Data records:
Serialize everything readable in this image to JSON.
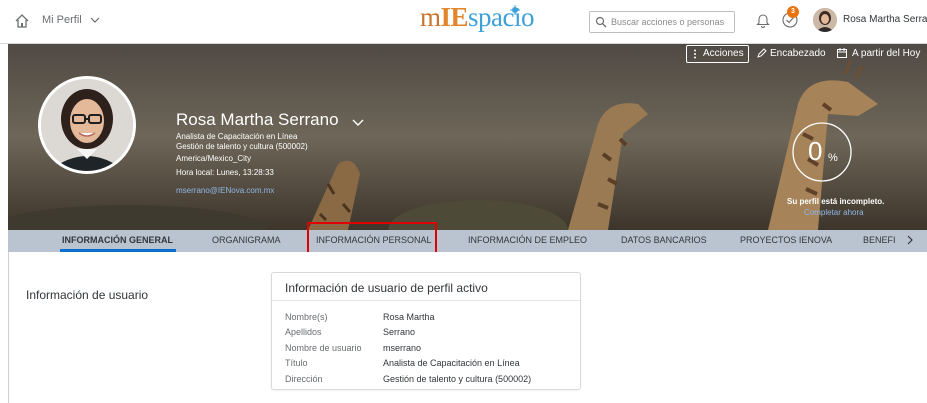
{
  "shell": {
    "nav_label": "Mi Perfil",
    "logo_m": "m",
    "logo_ie": "IE",
    "logo_spacio": "spacio",
    "search_placeholder": "Buscar acciones o personas",
    "notifications_badge": "3",
    "user_name": "Rosa Martha Serrano"
  },
  "header": {
    "actions": [
      {
        "label": "Acciones",
        "icon": "more-vertical-icon"
      },
      {
        "label": "Encabezado",
        "icon": "pencil-icon"
      },
      {
        "label": "A partir del Hoy",
        "icon": "calendar-icon"
      }
    ],
    "name": "Rosa Martha Serrano",
    "job_title": "Analista de Capacitación en Línea",
    "department": "Gestión de talento y cultura (500002)",
    "timezone": "America/Mexico_City",
    "local_time": "Hora local: Lunes, 13:28:33",
    "email": "mserrano@IENova.com.mx",
    "profile_percent": "0",
    "percent_sign": "%",
    "profile_completion": 0,
    "incomplete_text": "Su perfil está incompleto.",
    "complete_link": "Completar ahora"
  },
  "tabs": [
    {
      "label": "INFORMACIÓN GENERAL",
      "active": true
    },
    {
      "label": "ORGANIGRAMA",
      "active": false
    },
    {
      "label": "INFORMACIÓN PERSONAL",
      "active": false
    },
    {
      "label": "INFORMACIÓN DE EMPLEO",
      "active": false
    },
    {
      "label": "DATOS BANCARIOS",
      "active": false
    },
    {
      "label": "PROYECTOS IENOVA",
      "active": false
    },
    {
      "label": "BENEFI",
      "active": false
    }
  ],
  "section_title": "Información de usuario",
  "card": {
    "title": "Información de usuario de perfil activo",
    "fields": [
      {
        "label": "Nombre(s)",
        "value": "Rosa Martha"
      },
      {
        "label": "Apellidos",
        "value": "Serrano"
      },
      {
        "label": "Nombre de usuario",
        "value": "mserrano"
      },
      {
        "label": "Título",
        "value": "Analista de Capacitación en Línea"
      },
      {
        "label": "Dirección",
        "value": "Gestión de talento y cultura (500002)"
      }
    ]
  },
  "colors": {
    "accent": "#0a6ed1",
    "highlight": "#e00000",
    "badge": "#e9730c",
    "tabbar": "#b9c4d0"
  }
}
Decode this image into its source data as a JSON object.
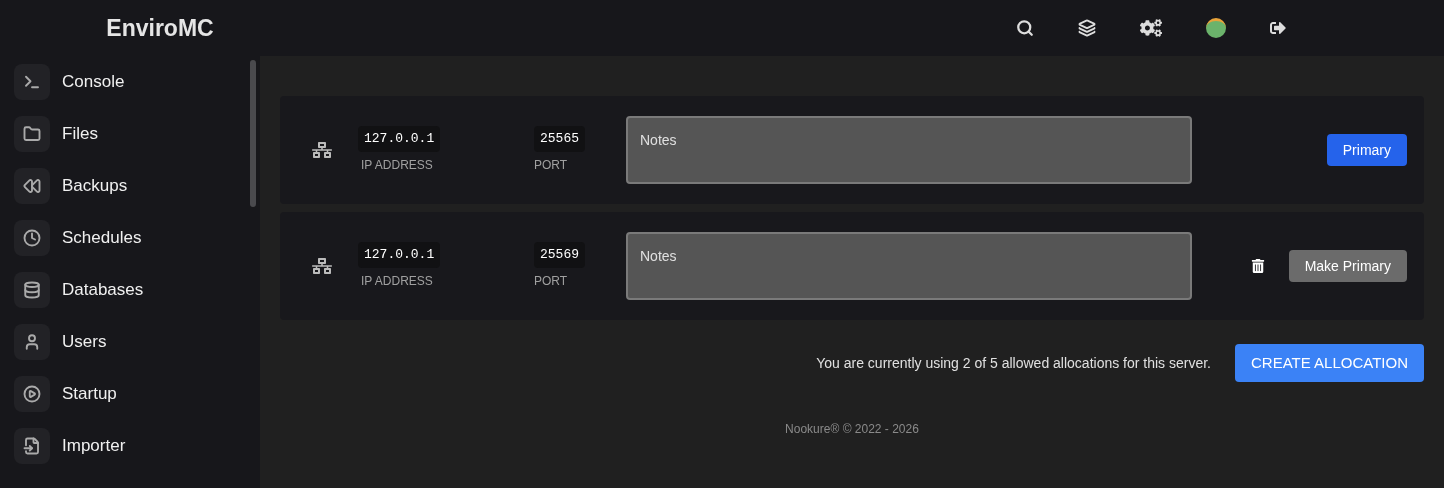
{
  "header": {
    "title": "EnviroMC"
  },
  "sidebar": {
    "items": [
      {
        "label": "Console"
      },
      {
        "label": "Files"
      },
      {
        "label": "Backups"
      },
      {
        "label": "Schedules"
      },
      {
        "label": "Databases"
      },
      {
        "label": "Users"
      },
      {
        "label": "Startup"
      },
      {
        "label": "Importer"
      }
    ]
  },
  "allocations": [
    {
      "ip": "127.0.0.1",
      "ip_label": "IP ADDRESS",
      "port": "25565",
      "port_label": "PORT",
      "notes_placeholder": "Notes",
      "primary": true,
      "action": "Primary"
    },
    {
      "ip": "127.0.0.1",
      "ip_label": "IP ADDRESS",
      "port": "25569",
      "port_label": "PORT",
      "notes_placeholder": "Notes",
      "primary": false,
      "action": "Make Primary"
    }
  ],
  "usage_text": "You are currently using 2 of 5 allowed allocations for this server.",
  "create_button": "CREATE ALLOCATION",
  "footer": "Nookure® © 2022 - 2026"
}
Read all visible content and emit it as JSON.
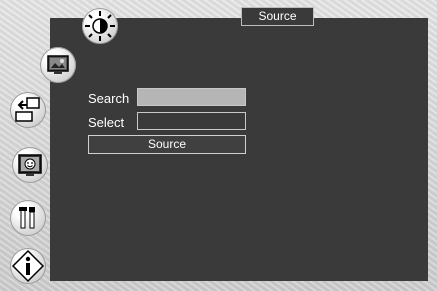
{
  "window": {
    "title": "Source"
  },
  "form": {
    "search_label": "Search",
    "select_label": "Select",
    "source_button_label": "Source"
  },
  "sidebar": {
    "icons": [
      {
        "name": "brightness-icon"
      },
      {
        "name": "picture-settings-icon"
      },
      {
        "name": "input-source-icon"
      },
      {
        "name": "display-face-icon"
      },
      {
        "name": "tools-icon"
      },
      {
        "name": "info-icon"
      }
    ]
  }
}
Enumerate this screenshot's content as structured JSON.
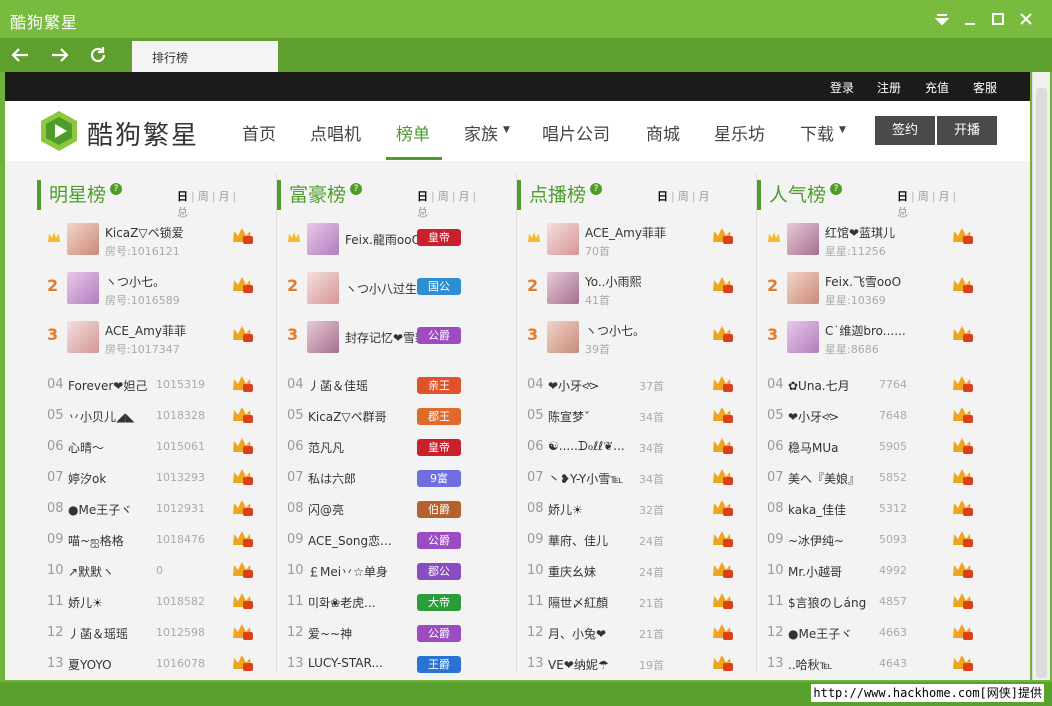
{
  "app": {
    "title": "酷狗繁星"
  },
  "nav": {
    "tab_label": "排行榜"
  },
  "topbar": {
    "login": "登录",
    "register": "注册",
    "recharge": "充值",
    "service": "客服"
  },
  "header": {
    "logo_text": "酷狗繁星",
    "menu": [
      "首页",
      "点唱机",
      "榜单",
      "家族",
      "唱片公司",
      "商城",
      "星乐坊",
      "下载"
    ],
    "menu_active": "榜单",
    "signin": "签约",
    "broadcast": "开播"
  },
  "colors": {
    "accent": "#4e9d2a",
    "titlebar": "#79bb3f",
    "rank_top": "#e57b28"
  },
  "watermark": "http://www.hackhome.com[网侠]提供",
  "columns": [
    {
      "title": "明星榜",
      "tabs": [
        "日",
        "周",
        "月",
        "总"
      ],
      "top3": [
        {
          "name": "KicaZ▽ペ锁爱",
          "sub": "房号:1016121"
        },
        {
          "name": "ヽつ小七。",
          "sub": "房号:1016589"
        },
        {
          "name": "ACE_Amy菲菲",
          "sub": "房号:1017347"
        }
      ],
      "rows": [
        {
          "rank": "04",
          "name": "Forever❤妲己",
          "value": "1015319"
        },
        {
          "rank": "05",
          "name": "丷小贝儿◢◣",
          "value": "1018328"
        },
        {
          "rank": "06",
          "name": "心晴～",
          "value": "1015061"
        },
        {
          "rank": "07",
          "name": "婷汐ok",
          "value": "1013293"
        },
        {
          "rank": "08",
          "name": "●Me王子ヾ",
          "value": "1012931"
        },
        {
          "rank": "09",
          "name": "喵~ஐ格格",
          "value": "1018476"
        },
        {
          "rank": "10",
          "name": "↗默默ヽ",
          "value": "0"
        },
        {
          "rank": "11",
          "name": "娇儿☀",
          "value": "1018582"
        },
        {
          "rank": "12",
          "name": "丿菡＆瑶瑶",
          "value": "1012598"
        },
        {
          "rank": "13",
          "name": "夏YOYO",
          "value": "1016078"
        }
      ]
    },
    {
      "title": "富豪榜",
      "tabs": [
        "日",
        "周",
        "月",
        "总"
      ],
      "top3": [
        {
          "name": "Feix.龍雨ooO",
          "sub": "",
          "badge": "皇帝"
        },
        {
          "name": "ヽつ小八过生日",
          "sub": "",
          "badge": "国公"
        },
        {
          "name": "封存记忆❤雪豹",
          "sub": "",
          "badge": "公爵"
        }
      ],
      "rows": [
        {
          "rank": "04",
          "name": "丿菡＆佳瑶",
          "badge": "亲王"
        },
        {
          "rank": "05",
          "name": "KicaZ▽ペ群哥",
          "badge": "郡王"
        },
        {
          "rank": "06",
          "name": "范凡凡",
          "badge": "皇帝"
        },
        {
          "rank": "07",
          "name": "私は六郎",
          "badge": "9富"
        },
        {
          "rank": "08",
          "name": "闪@亮",
          "badge": "伯爵"
        },
        {
          "rank": "09",
          "name": "ACE_Song恋...",
          "badge": "公爵"
        },
        {
          "rank": "10",
          "name": "￡Mei丷☆单身",
          "badge": "郡公"
        },
        {
          "rank": "11",
          "name": "미화❀老虎...",
          "badge": "大帝"
        },
        {
          "rank": "12",
          "name": "爱~~神",
          "badge": "公爵"
        },
        {
          "rank": "13",
          "name": "LUCY-STAR...",
          "badge": "王爵"
        }
      ]
    },
    {
      "title": "点播榜",
      "tabs": [
        "日",
        "周",
        "月"
      ],
      "top3": [
        {
          "name": "ACE_Amy菲菲",
          "sub": "70首"
        },
        {
          "name": "Yo..小雨熙",
          "sub": "41首"
        },
        {
          "name": "ヽつ小七。",
          "sub": "39首"
        }
      ],
      "rows": [
        {
          "rank": "04",
          "name": "❤小牙<ͯ>",
          "value": "37首"
        },
        {
          "rank": "05",
          "name": "陈宣梦ˇ",
          "value": "34首"
        },
        {
          "rank": "06",
          "name": "☯.....ᗪℴℓℓ❦...",
          "value": "34首"
        },
        {
          "rank": "07",
          "name": "丶❥Y-Y小雪℡",
          "value": "34首"
        },
        {
          "rank": "08",
          "name": "娇儿☀",
          "value": "32首"
        },
        {
          "rank": "09",
          "name": "華府、佳儿",
          "value": "24首"
        },
        {
          "rank": "10",
          "name": "重庆幺妹",
          "value": "24首"
        },
        {
          "rank": "11",
          "name": "隔世〆紅顏",
          "value": "21首"
        },
        {
          "rank": "12",
          "name": "月、小兔❤",
          "value": "21首"
        },
        {
          "rank": "13",
          "name": "VE❤纳妮☂",
          "value": "19首"
        }
      ]
    },
    {
      "title": "人气榜",
      "tabs": [
        "日",
        "周",
        "月",
        "总"
      ],
      "top3": [
        {
          "name": "红馆❤蓝琪儿",
          "sub": "星星:11256"
        },
        {
          "name": "Feix.飞雪ooO",
          "sub": "星星:10369"
        },
        {
          "name": "C˙维迦bro......",
          "sub": "星星:8686"
        }
      ],
      "rows": [
        {
          "rank": "04",
          "name": "✿Una.七月",
          "value": "7764"
        },
        {
          "rank": "05",
          "name": "❤小牙<ͯ>",
          "value": "7648"
        },
        {
          "rank": "06",
          "name": "稳马MUa",
          "value": "5905"
        },
        {
          "rank": "07",
          "name": "美へ『美娘』",
          "value": "5852"
        },
        {
          "rank": "08",
          "name": "kaka_佳佳",
          "value": "5312"
        },
        {
          "rank": "09",
          "name": "~冰伊纯~",
          "value": "5093"
        },
        {
          "rank": "10",
          "name": "Mr.小越哥",
          "value": "4992"
        },
        {
          "rank": "11",
          "name": "$言狼のしáng",
          "value": "4857"
        },
        {
          "rank": "12",
          "name": "●Me王子ヾ",
          "value": "4663"
        },
        {
          "rank": "13",
          "name": "..哈秋℡",
          "value": "4643"
        }
      ]
    }
  ]
}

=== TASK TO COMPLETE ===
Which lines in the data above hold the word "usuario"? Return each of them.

=== EXERCISE OUTPUT ===
  "section_title": "Información de usuario",
    "title": "Información de usuario de perfil activo",
        "label": "Nombre de usuario",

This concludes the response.